3 Things Religion and Martial Arts Share In Common

Some parents aren’t so quick to enroll children and teenagers into martial arts programs. There are some people who automatically assume that their child will become a killing machine. While there are lethal forms of self-defense, the main goal of all martial artist today is not to kill or cause serious harm. However, if self-defense requires a person to inflict pain, it has to be done. This is not the goal of any practitioner, it’s just a reality that is seen when you try to control a chaotic situation. Criminals aren’t going to stop and think about pain, they’ll be desperate and will want to control the situation. For parents and family members concerned with martial arts, consider how religion and the art forms can mix in terms of common philosophies.

Love of The Body

The body is often times referred to as a temple. There is reverence placed on temples in religious ceremonies, and the goal of learning any traditional form is to love the body to the point that achieving tip-top shape is in order. Through exercise, stretching, and fundamental elements of training, the body is honed, chiseled, and stretched to allow for maximum abilities in any given situation. This is a reverence, and honor that every student starts with. If one doesn’t love the body they have, they will not want to discipline themselves and make themselves better. Every religion denotes this, and decries abuse of substances, and other ill-fitting elements of the world, which is a common ground to remember.

Honor and Respect For others

No matter what religion you attach yourself to, or if you are not religious at all, you’ll find that there is a common decency that comes from respecting and honoring others. No one will disagree with this notion. Martial artists of all ages are taught to showcase respect, honor, share interests, and help those in need. In some schools, a requirement of being enrolled is to help the community, alongside helping others in their immediate lives. Without honor and respect, martial arts can be categorized as fighting for nothing. Even at the top levels of competition like UFC, there are elements of this honor before, after, and during the combat. It’s rare to see fighters lack respect, and honor. In those cases, disservice is done to the true meaning of training.

Passion For This Life and Whatever Comes Next

When you start to read through philosophy and ideas that are pushed through karate, kung fu, and more, you will realize that there is a passion for living. There’s this life and there’s a life after, as a continual flow of energy. Whether you believe in salvation through God, reincarnation, caste systems, or you believe in any sort of eternal energy, deity, or complexity, you will find that the world of fighting lends itself to the idea of passion for both today and the future. Living for today is grand, but doing well for tomorrow is also praised. There’s a balance here and that’s part of the honor and respect that comes with diving into any art form under the idea of fighting and self-defense.

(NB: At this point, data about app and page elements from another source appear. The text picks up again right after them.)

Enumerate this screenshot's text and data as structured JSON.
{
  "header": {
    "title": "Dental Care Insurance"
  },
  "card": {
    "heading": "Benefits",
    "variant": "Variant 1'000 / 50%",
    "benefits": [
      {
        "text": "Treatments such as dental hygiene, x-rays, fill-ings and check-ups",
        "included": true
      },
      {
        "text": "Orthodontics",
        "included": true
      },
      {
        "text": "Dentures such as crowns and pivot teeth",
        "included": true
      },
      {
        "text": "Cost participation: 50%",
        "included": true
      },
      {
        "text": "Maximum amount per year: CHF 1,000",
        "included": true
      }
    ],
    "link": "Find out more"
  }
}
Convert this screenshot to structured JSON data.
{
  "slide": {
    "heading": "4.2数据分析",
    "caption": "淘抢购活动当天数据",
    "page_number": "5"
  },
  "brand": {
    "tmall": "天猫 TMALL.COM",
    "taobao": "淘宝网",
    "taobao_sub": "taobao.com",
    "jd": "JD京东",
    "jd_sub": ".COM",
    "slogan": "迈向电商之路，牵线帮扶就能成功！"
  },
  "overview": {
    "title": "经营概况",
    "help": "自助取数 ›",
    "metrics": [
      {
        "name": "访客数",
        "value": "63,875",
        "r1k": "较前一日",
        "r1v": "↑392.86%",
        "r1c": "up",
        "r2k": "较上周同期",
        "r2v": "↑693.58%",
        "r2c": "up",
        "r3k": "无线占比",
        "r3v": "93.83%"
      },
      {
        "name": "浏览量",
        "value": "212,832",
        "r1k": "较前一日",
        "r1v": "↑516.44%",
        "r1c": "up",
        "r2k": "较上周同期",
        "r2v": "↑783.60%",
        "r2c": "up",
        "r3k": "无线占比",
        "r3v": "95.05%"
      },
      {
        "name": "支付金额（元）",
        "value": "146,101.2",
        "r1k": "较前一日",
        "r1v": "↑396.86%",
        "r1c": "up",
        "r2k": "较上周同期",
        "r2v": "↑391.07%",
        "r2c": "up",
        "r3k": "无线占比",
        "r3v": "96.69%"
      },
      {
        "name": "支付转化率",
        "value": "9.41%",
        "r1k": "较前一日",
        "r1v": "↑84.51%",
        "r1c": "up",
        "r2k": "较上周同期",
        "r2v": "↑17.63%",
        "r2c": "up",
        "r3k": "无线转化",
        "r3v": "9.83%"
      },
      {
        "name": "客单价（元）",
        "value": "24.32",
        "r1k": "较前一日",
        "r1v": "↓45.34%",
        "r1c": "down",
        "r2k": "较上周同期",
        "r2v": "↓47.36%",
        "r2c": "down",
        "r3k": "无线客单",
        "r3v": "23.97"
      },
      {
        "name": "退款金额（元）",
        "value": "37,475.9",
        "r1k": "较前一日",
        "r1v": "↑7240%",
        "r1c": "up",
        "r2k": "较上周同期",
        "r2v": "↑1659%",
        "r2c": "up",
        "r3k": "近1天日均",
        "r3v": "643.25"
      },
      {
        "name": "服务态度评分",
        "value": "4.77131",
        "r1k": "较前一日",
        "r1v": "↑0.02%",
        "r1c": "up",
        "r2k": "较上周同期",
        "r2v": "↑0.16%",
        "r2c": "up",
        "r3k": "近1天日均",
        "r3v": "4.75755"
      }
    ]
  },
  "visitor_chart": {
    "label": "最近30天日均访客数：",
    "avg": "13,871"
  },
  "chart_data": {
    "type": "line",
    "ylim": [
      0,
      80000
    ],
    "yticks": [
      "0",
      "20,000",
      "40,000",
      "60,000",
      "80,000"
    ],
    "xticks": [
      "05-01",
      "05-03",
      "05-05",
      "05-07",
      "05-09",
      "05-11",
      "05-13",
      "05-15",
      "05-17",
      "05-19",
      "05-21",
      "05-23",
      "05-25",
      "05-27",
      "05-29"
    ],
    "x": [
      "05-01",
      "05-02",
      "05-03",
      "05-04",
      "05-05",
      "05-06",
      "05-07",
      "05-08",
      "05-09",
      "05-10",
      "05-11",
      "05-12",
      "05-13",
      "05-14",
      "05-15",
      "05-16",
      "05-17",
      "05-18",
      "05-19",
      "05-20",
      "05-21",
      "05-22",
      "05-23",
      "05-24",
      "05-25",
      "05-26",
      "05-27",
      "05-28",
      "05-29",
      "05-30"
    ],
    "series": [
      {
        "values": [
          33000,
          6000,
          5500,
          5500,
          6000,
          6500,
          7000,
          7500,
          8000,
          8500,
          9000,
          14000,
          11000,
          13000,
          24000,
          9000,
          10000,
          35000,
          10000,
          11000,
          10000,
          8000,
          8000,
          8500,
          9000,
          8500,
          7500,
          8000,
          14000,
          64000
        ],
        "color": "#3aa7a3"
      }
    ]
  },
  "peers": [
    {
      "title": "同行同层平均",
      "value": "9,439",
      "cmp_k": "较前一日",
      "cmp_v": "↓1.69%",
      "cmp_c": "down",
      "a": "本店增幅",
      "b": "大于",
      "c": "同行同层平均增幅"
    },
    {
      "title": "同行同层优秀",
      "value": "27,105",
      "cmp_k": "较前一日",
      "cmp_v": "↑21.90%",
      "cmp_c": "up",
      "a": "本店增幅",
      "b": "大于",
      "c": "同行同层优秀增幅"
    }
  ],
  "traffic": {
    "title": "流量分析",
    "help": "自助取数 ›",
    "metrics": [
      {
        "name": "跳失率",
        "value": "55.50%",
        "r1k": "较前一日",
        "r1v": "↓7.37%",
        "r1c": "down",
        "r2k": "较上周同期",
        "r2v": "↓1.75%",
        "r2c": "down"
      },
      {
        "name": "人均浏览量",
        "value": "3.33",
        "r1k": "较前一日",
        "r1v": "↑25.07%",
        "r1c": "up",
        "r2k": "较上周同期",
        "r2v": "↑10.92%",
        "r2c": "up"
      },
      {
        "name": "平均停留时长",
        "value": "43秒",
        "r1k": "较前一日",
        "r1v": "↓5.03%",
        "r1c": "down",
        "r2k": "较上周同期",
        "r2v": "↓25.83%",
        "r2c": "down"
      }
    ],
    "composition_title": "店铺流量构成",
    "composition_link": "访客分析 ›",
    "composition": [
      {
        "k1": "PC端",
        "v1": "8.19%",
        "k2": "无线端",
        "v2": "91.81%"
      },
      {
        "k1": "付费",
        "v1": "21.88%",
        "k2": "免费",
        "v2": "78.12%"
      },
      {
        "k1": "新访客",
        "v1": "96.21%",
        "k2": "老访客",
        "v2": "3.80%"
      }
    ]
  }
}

The Film Baraka – Unique Portrayal of Religion and Spirituality

The film Baraka introduces a variety of views regarding religion and spirituality within the larger context of the human experience. It actually embraces the ideas of religion and spirituality in ways many would find some relevancy in their practice based on the silence nature of the film, and the lack of vocal articulation by the characters portrayed throughout the film. Actually, the views taken by the film on this subject are expansive and exceed that of a tunnel vision view regarding religion and spirituality.

In essence, this film embraces the ideas of religion and spirituality in the larger context of the human experience in various ways for individuals from different cultures and societies across the globe. First and foremost, the film depicts the development of religion primarily around social cultures, norms, and traditions. These depictions have become some of the ways individuals are influenced by social behaviors stemming from the application and use of moral persuasion within their societies and cultures.

Based on the above, one could infer that these behaviors embrace religion in different ways and influence commitment or devotion for a particular religious faith or observance based on individual beliefs. Such beliefs also equate to that of a person’s inclination or institutionally embedded bearing, attitude, disposition, practice, or philosophy. These could also translate to a cause, principle, or system of belief held in general by a religious faith.

Alternatively, the film shows spirituality as the sustaining breath and transformative process which extends religion to a viable, inspiring, and sustainable life inside a person. According to the film, the essence of spirituality is generated from inside an individual. On the other hand, religion lies outside. Actually, spiritually cannot be given to a person unless the creator connects with that person or the person with the creator; however, an organization is capable of imposing religion based on the person’s undedicated consent and the influential power of an organization.

Based on the film, one is able to see that spirituality comes from inside; alternatively, religion comes from outside. Spirituality is then embedded in self understanding of one’s reality by submission to a higher power. The higher power in this regard is the demonstrated belief and faith that is beyond the person’s intellect; such a power one would normally find in the persona of God, who is an archetypal in nature. As shown in the film, when one is settled in solitude and nature one will come to find God in one’s heart as a “Supreme Power,” which brings about the essence of spirituality as an extension of religion.